Task details: What you return should be every line of the material, unchanged.

Supplied entries:
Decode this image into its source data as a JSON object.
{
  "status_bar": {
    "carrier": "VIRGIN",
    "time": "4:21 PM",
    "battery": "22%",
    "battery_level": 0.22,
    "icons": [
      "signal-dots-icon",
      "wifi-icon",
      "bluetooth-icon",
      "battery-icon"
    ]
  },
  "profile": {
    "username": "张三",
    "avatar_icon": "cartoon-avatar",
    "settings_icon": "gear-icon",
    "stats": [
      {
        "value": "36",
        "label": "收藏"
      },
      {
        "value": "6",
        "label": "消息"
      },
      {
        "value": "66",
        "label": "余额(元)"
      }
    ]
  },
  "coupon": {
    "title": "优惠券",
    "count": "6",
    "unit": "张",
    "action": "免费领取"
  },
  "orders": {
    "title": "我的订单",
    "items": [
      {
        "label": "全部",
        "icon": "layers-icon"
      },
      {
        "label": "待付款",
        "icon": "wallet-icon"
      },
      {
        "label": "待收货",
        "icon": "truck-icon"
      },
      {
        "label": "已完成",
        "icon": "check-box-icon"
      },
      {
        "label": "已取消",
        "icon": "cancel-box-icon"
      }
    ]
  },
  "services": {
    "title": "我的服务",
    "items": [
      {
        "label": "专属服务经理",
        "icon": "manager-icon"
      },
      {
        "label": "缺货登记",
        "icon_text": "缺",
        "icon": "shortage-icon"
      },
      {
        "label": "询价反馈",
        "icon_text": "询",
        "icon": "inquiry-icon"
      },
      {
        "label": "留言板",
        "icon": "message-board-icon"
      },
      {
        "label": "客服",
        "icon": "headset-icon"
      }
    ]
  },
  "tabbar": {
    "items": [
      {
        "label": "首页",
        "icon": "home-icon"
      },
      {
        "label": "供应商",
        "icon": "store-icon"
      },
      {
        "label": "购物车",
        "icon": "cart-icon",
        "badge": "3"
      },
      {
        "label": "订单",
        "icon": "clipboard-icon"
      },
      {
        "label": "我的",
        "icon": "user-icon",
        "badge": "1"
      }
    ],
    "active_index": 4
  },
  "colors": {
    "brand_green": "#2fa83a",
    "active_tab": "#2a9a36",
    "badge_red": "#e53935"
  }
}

Written response:
Decode this image into its source data as a JSON object.
{
  "status_bar": {
    "carrier": "VIRGIN",
    "time": "4:21 PM",
    "battery": "22%",
    "battery_level": 0.22,
    "icons": [
      "signal-dots-icon",
      "wifi-icon",
      "bluetooth-icon",
      "battery-icon"
    ]
  },
  "profile": {
    "username": "张三",
    "avatar_icon": "cartoon-avatar",
    "settings_icon": "gear-icon",
    "stats": [
      {
        "value": "36",
        "label": "收藏"
      },
      {
        "value": "6",
        "label": "消息"
      },
      {
        "value": "66",
        "label": "余额(元)"
      }
    ]
  },
  "coupon": {
    "title": "优惠券",
    "count": "6",
    "unit": "张",
    "action": "免费领取"
  },
  "orders": {
    "title": "我的订单",
    "items": [
      {
        "label": "全部",
        "icon": "layers-icon"
      },
      {
        "label": "待付款",
        "icon": "wallet-icon"
      },
      {
        "label": "待收货",
        "icon": "truck-icon"
      },
      {
        "label": "已完成",
        "icon": "check-box-icon"
      },
      {
        "label": "已取消",
        "icon": "cancel-box-icon"
      }
    ]
  },
  "services": {
    "title": "我的服务",
    "items": [
      {
        "label": "专属服务经理",
        "icon": "manager-icon"
      },
      {
        "label": "缺货登记",
        "icon_text": "缺",
        "icon": "shortage-icon"
      },
      {
        "label": "询价反馈",
        "icon_text": "询",
        "icon": "inquiry-icon"
      },
      {
        "label": "留言板",
        "icon": "message-board-icon"
      },
      {
        "label": "客服",
        "icon": "headset-icon"
      }
    ]
  },
  "tabbar": {
    "items": [
      {
        "label": "首页",
        "icon": "home-icon"
      },
      {
        "label": "供应商",
        "icon": "store-icon"
      },
      {
        "label": "购物车",
        "icon": "cart-icon",
        "badge": "3"
      },
      {
        "label": "订单",
        "icon": "clipboard-icon"
      },
      {
        "label": "我的",
        "icon": "user-icon",
        "badge": "1"
      }
    ],
    "active_index": 4
  },
  "colors": {
    "brand_green": "#2fa83a",
    "active_tab": "#2a9a36",
    "badge_red": "#e53935"
  }
}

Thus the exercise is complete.